Most of us are familiar with African and Indian elephants, in fact the African and the Asian elephants diverged from a common ancestor some 7.6 million years ago.
However, these last two are usually just grouped together and known as the 'African elephant'.
The African Bush elephant is the largest of all elephant species and ranges over much of the savanna zone south of the Sahara. They usually live in grasslands, marshes and beside lakes.
The African Forest elephant inhabits the dense African rain forests of central and western Africa, although occasionally they roam the edges of forests, thus overlapping the savanna elephant home ranges and hybridizing.
2. The Indian elephant makes up the bulk of the Asian elephant population. The mainland Asian can be found in 11 Asian countries, from India to Indonesia and including western China. They prefer forested areas and transitional zones, between forests and grasslands, where greater food variety is available.

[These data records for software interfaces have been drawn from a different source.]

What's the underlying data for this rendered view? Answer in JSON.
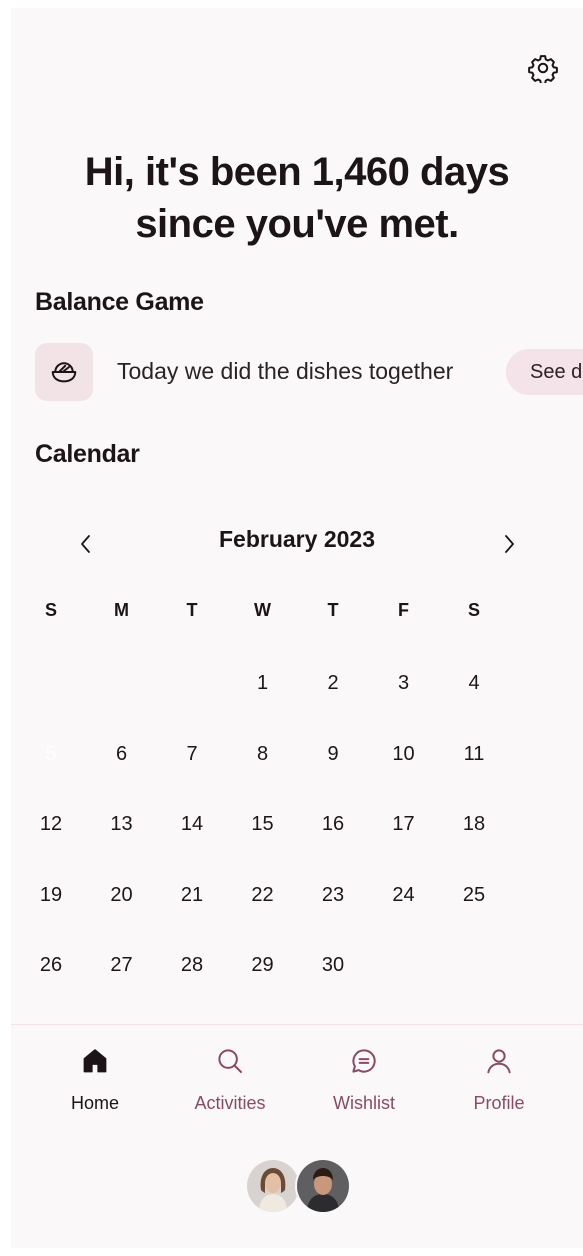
{
  "header": {
    "greeting_line1": "Hi, it's been 1,460 days",
    "greeting_line2": "since you've met."
  },
  "balance_game": {
    "title": "Balance Game",
    "icon": "rice-bowl-icon",
    "text": "Today we did the dishes together",
    "button_label": "See d"
  },
  "calendar": {
    "title": "Calendar",
    "month_label": "February 2023",
    "weekdays": [
      "S",
      "M",
      "T",
      "W",
      "T",
      "F",
      "S"
    ],
    "weeks": [
      [
        "",
        "",
        "",
        "1",
        "2",
        "3",
        "4"
      ],
      [
        "5",
        "6",
        "7",
        "8",
        "9",
        "10",
        "11"
      ],
      [
        "12",
        "13",
        "14",
        "15",
        "16",
        "17",
        "18"
      ],
      [
        "19",
        "20",
        "21",
        "22",
        "23",
        "24",
        "25"
      ],
      [
        "26",
        "27",
        "28",
        "29",
        "30",
        "",
        ""
      ]
    ],
    "selected_day": "5",
    "accent_color": "#d81f53"
  },
  "nav": {
    "items": [
      {
        "label": "Home",
        "icon": "home-icon",
        "active": true
      },
      {
        "label": "Activities",
        "icon": "search-icon",
        "active": false
      },
      {
        "label": "Wishlist",
        "icon": "chat-icon",
        "active": false
      },
      {
        "label": "Profile",
        "icon": "user-icon",
        "active": false
      }
    ],
    "inactive_color": "#8b4a63"
  }
}
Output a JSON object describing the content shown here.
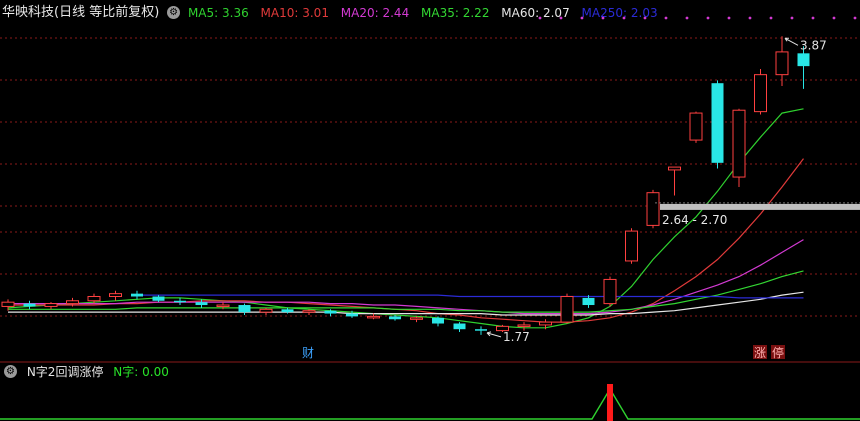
{
  "header": {
    "title": "华映科技(日线 等比前复权)",
    "gear_icon": "gear-icon",
    "ma": [
      {
        "label": "MA5: 3.36",
        "color": "#2fd12f"
      },
      {
        "label": "MA10: 3.01",
        "color": "#e03a3a"
      },
      {
        "label": "MA20: 2.44",
        "color": "#d23ad2"
      },
      {
        "label": "MA35: 2.22",
        "color": "#33d733"
      },
      {
        "label": "MA60: 2.07",
        "color": "#e6e6e6"
      },
      {
        "label": "MA250: 2.03",
        "color": "#2b2bd6"
      }
    ]
  },
  "sub_header": {
    "title": "N字2回调涨停",
    "value": "N字: 0.00"
  },
  "annotations": {
    "high_label": "3.87",
    "low_label": "1.77",
    "range_label": "2.64 - 2.70",
    "event_cai": "财",
    "event_zhang": "涨",
    "event_ting": "停"
  },
  "colors": {
    "up": "#ff4040",
    "down": "#29e6e6",
    "grid": "#8a1a1a",
    "support": "#c0c0c0",
    "signal_line": "#2fd12f",
    "signal_bar": "#ff1a1a"
  },
  "chart_data": {
    "type": "candlestick",
    "candles": [
      {
        "o": 1.97,
        "h": 2.02,
        "l": 1.94,
        "c": 2.0
      },
      {
        "o": 1.99,
        "h": 2.01,
        "l": 1.95,
        "c": 1.97
      },
      {
        "o": 1.97,
        "h": 2.0,
        "l": 1.95,
        "c": 1.99
      },
      {
        "o": 1.99,
        "h": 2.03,
        "l": 1.97,
        "c": 2.01
      },
      {
        "o": 2.01,
        "h": 2.06,
        "l": 1.99,
        "c": 2.04
      },
      {
        "o": 2.04,
        "h": 2.08,
        "l": 2.01,
        "c": 2.06
      },
      {
        "o": 2.06,
        "h": 2.08,
        "l": 2.02,
        "c": 2.04
      },
      {
        "o": 2.04,
        "h": 2.05,
        "l": 2.0,
        "c": 2.01
      },
      {
        "o": 2.01,
        "h": 2.03,
        "l": 1.98,
        "c": 2.0
      },
      {
        "o": 2.0,
        "h": 2.02,
        "l": 1.96,
        "c": 1.98
      },
      {
        "o": 1.98,
        "h": 2.0,
        "l": 1.95,
        "c": 1.98
      },
      {
        "o": 1.98,
        "h": 1.99,
        "l": 1.91,
        "c": 1.93
      },
      {
        "o": 1.93,
        "h": 1.96,
        "l": 1.91,
        "c": 1.95
      },
      {
        "o": 1.95,
        "h": 1.96,
        "l": 1.92,
        "c": 1.93
      },
      {
        "o": 1.93,
        "h": 1.95,
        "l": 1.91,
        "c": 1.94
      },
      {
        "o": 1.94,
        "h": 1.95,
        "l": 1.9,
        "c": 1.92
      },
      {
        "o": 1.92,
        "h": 1.94,
        "l": 1.89,
        "c": 1.9
      },
      {
        "o": 1.9,
        "h": 1.92,
        "l": 1.88,
        "c": 1.9
      },
      {
        "o": 1.9,
        "h": 1.91,
        "l": 1.87,
        "c": 1.88
      },
      {
        "o": 1.88,
        "h": 1.9,
        "l": 1.86,
        "c": 1.89
      },
      {
        "o": 1.89,
        "h": 1.9,
        "l": 1.83,
        "c": 1.85
      },
      {
        "o": 1.85,
        "h": 1.86,
        "l": 1.79,
        "c": 1.81
      },
      {
        "o": 1.81,
        "h": 1.83,
        "l": 1.77,
        "c": 1.8
      },
      {
        "o": 1.8,
        "h": 1.84,
        "l": 1.79,
        "c": 1.83
      },
      {
        "o": 1.83,
        "h": 1.86,
        "l": 1.8,
        "c": 1.84
      },
      {
        "o": 1.84,
        "h": 1.88,
        "l": 1.81,
        "c": 1.86
      },
      {
        "o": 1.86,
        "h": 2.06,
        "l": 1.85,
        "c": 2.04
      },
      {
        "o": 2.03,
        "h": 2.05,
        "l": 1.96,
        "c": 1.98
      },
      {
        "o": 1.99,
        "h": 2.18,
        "l": 1.97,
        "c": 2.16
      },
      {
        "o": 2.29,
        "h": 2.52,
        "l": 2.27,
        "c": 2.5
      },
      {
        "o": 2.54,
        "h": 2.79,
        "l": 2.52,
        "c": 2.77
      },
      {
        "o": 2.93,
        "h": 2.95,
        "l": 2.75,
        "c": 2.95
      },
      {
        "o": 3.14,
        "h": 3.34,
        "l": 3.12,
        "c": 3.33
      },
      {
        "o": 3.54,
        "h": 3.56,
        "l": 2.94,
        "c": 2.98
      },
      {
        "o": 2.88,
        "h": 3.36,
        "l": 2.81,
        "c": 3.35
      },
      {
        "o": 3.34,
        "h": 3.64,
        "l": 3.32,
        "c": 3.6
      },
      {
        "o": 3.6,
        "h": 3.87,
        "l": 3.52,
        "c": 3.76
      },
      {
        "o": 3.75,
        "h": 3.8,
        "l": 3.5,
        "c": 3.66
      }
    ],
    "ma_series": [
      {
        "name": "MA5",
        "values": [
          1.96,
          1.97,
          1.98,
          1.99,
          2.0,
          2.01,
          2.02,
          2.03,
          2.03,
          2.02,
          2.01,
          2.0,
          1.98,
          1.96,
          1.95,
          1.94,
          1.93,
          1.92,
          1.91,
          1.9,
          1.89,
          1.87,
          1.85,
          1.83,
          1.82,
          1.82,
          1.85,
          1.89,
          1.97,
          2.11,
          2.3,
          2.46,
          2.6,
          2.78,
          2.98,
          3.16,
          3.33,
          3.36
        ]
      },
      {
        "name": "MA10",
        "values": [
          1.98,
          1.98,
          1.98,
          1.98,
          1.98,
          1.99,
          1.99,
          2.0,
          2.0,
          2.01,
          2.01,
          2.01,
          2.0,
          2.0,
          1.99,
          1.98,
          1.97,
          1.96,
          1.95,
          1.94,
          1.92,
          1.91,
          1.89,
          1.88,
          1.87,
          1.86,
          1.86,
          1.87,
          1.89,
          1.93,
          1.99,
          2.08,
          2.18,
          2.3,
          2.45,
          2.62,
          2.81,
          3.01
        ]
      },
      {
        "name": "MA20",
        "values": [
          1.99,
          1.99,
          1.99,
          1.99,
          1.99,
          1.99,
          2.0,
          2.0,
          2.0,
          2.0,
          2.0,
          2.0,
          2.0,
          2.0,
          2.0,
          1.99,
          1.99,
          1.98,
          1.98,
          1.97,
          1.96,
          1.95,
          1.94,
          1.93,
          1.92,
          1.92,
          1.92,
          1.92,
          1.93,
          1.95,
          1.98,
          2.02,
          2.07,
          2.12,
          2.18,
          2.26,
          2.35,
          2.44
        ]
      },
      {
        "name": "MA35",
        "values": [
          1.95,
          1.95,
          1.95,
          1.95,
          1.95,
          1.95,
          1.96,
          1.96,
          1.96,
          1.96,
          1.96,
          1.96,
          1.96,
          1.96,
          1.96,
          1.96,
          1.96,
          1.96,
          1.95,
          1.95,
          1.95,
          1.94,
          1.94,
          1.93,
          1.93,
          1.93,
          1.93,
          1.93,
          1.94,
          1.95,
          1.97,
          1.99,
          2.02,
          2.05,
          2.09,
          2.13,
          2.18,
          2.22
        ]
      },
      {
        "name": "MA60",
        "values": [
          1.93,
          1.93,
          1.93,
          1.93,
          1.93,
          1.93,
          1.93,
          1.93,
          1.93,
          1.93,
          1.93,
          1.93,
          1.93,
          1.93,
          1.93,
          1.93,
          1.92,
          1.92,
          1.92,
          1.92,
          1.92,
          1.92,
          1.92,
          1.91,
          1.91,
          1.91,
          1.91,
          1.91,
          1.92,
          1.92,
          1.93,
          1.94,
          1.96,
          1.98,
          2.0,
          2.02,
          2.05,
          2.07
        ]
      },
      {
        "name": "MA250",
        "values": [
          null,
          null,
          null,
          null,
          null,
          null,
          2.05,
          2.05,
          2.05,
          2.05,
          2.05,
          2.05,
          2.05,
          2.05,
          2.05,
          2.05,
          2.05,
          2.05,
          2.05,
          2.05,
          2.05,
          2.04,
          2.04,
          2.04,
          2.04,
          2.04,
          2.04,
          2.04,
          2.04,
          2.04,
          2.04,
          2.04,
          2.04,
          2.04,
          2.03,
          2.03,
          2.03,
          2.03
        ]
      }
    ],
    "support_level": 2.67,
    "high_price": 3.87,
    "low_price": 1.77,
    "signal": {
      "index": 29,
      "value": 1
    }
  }
}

3. The Sumatran elephant is found only on the island of Sumatra, usually in forested regions and partially wooded habitats.
4. In 2003, a further subspecies was identified on Borneo. Named the Borneo pygmy elephant, it is smaller and tamer than any other Asian elephants. It also has relatively larger ears, longer tail and straighter tusks.
For more information click onto:
British Birds of Paradise
British Government Creates Worlds Largest Marine Reserve Around Chagos Islands
Can Flying Fish really Fly?
Cheetah Facts, Videos and Photographs
Discovered - Frog Unique to Science
Discovered - Giant Monitor Lizard
Discovered - the Language of Hyenas
Elephants - Can they Run or do they just Walk Fast?
Fall in Bee Populations Linked to Decline in Plant Biodiversity
Food Plants For Butterflies
Food Plants For Caterpillars
How Big is the Blue Whale?
How Does a Pitcher Plant Attract, Catch and Trap Insects
How Does a Venus Flytrap Work?
How Fast is a Cheetah?
How to Attract Bumblebees to the Suburban Garden
How to Attract the Hummingbird Hawk Moth
How to Make a Butterfly Garden
How to Make a Wildlife Pond
Jellyfish Swarms - The Latest Man-Made disaster?
Light Pollution and the Decline in Bat Populations
Light Pollution and the Decline of Native Insects
Light Pollution - The Hidden Threat
Lost Frog Returned from Extinction
Nectar Rich American Wildflowers for Attracting Native Bumble Bees
Nectar Rich Plants for Attracting Long-Tongued Bumble Bees
Non-Native Invasive Species - The Harlequin Ladybird
Non-Native Invasive Species - The American Signal Crayfish
Non-Native Invasive Species - The Ring-Necked Parakeet
Pesticides Toxic to Honey Bees
Plants that Attract the Hummingbird Hawk Moth
Polar Bear Facts
Seed Bearing Plants for Attracting Wild Finches
The African Elephant
The Decline of Butterfly and Caterpillar Habitat
The Decline of Insect Eating Birds
The Eagle Owl
The Eagle Owl - Friend or Foe?
The Differences Between Crocodiles and Alligators
The Importance of Log Piles to Native Wildlife
The Snowy Owl
What are the Natural, Native Predators of Vine Weevils
What can we do to Help Save the Rainforests
What do Elephants Eat?
What do Lions Eat?
What is an Alligator?
What are Bats?
What is global warming?
What is a Mammoth?
What is the Difference between African and Indian Elephants?
What is the Difference Between Alligators and Crocodiles?
What is the Most Poisonous Snake in India?
What is the World's most Poisonous Snake?
What is 'Slash and Burn' Farming and How does it Affect the Rainforests?
Where do Elephants Live?
Which Native Animals Eat Slugs and Snails
Which Plants can Attract Bats into the Garden?
Why are Tropical Rainforests so Important?
Why did the Mammoth become Extinct?
Why do Carnivorous Plants Eat Insects and Animals?
Why do Elephants have Big Ears?
Why Shark Fin Soup is Devastating World Shark Populations
Photo care of http://www.telegraph.co.uk/culture/qi/8880869/QI-Quite-interesting-facts-about-ears.html and http://www.elephant-facts.com/elephant-ears-skin-and-legs/
Based on an article from http://en.wikipedia.org/wiki/Elephant
Images care of http://www.elephanttag.org/General/range_asia.html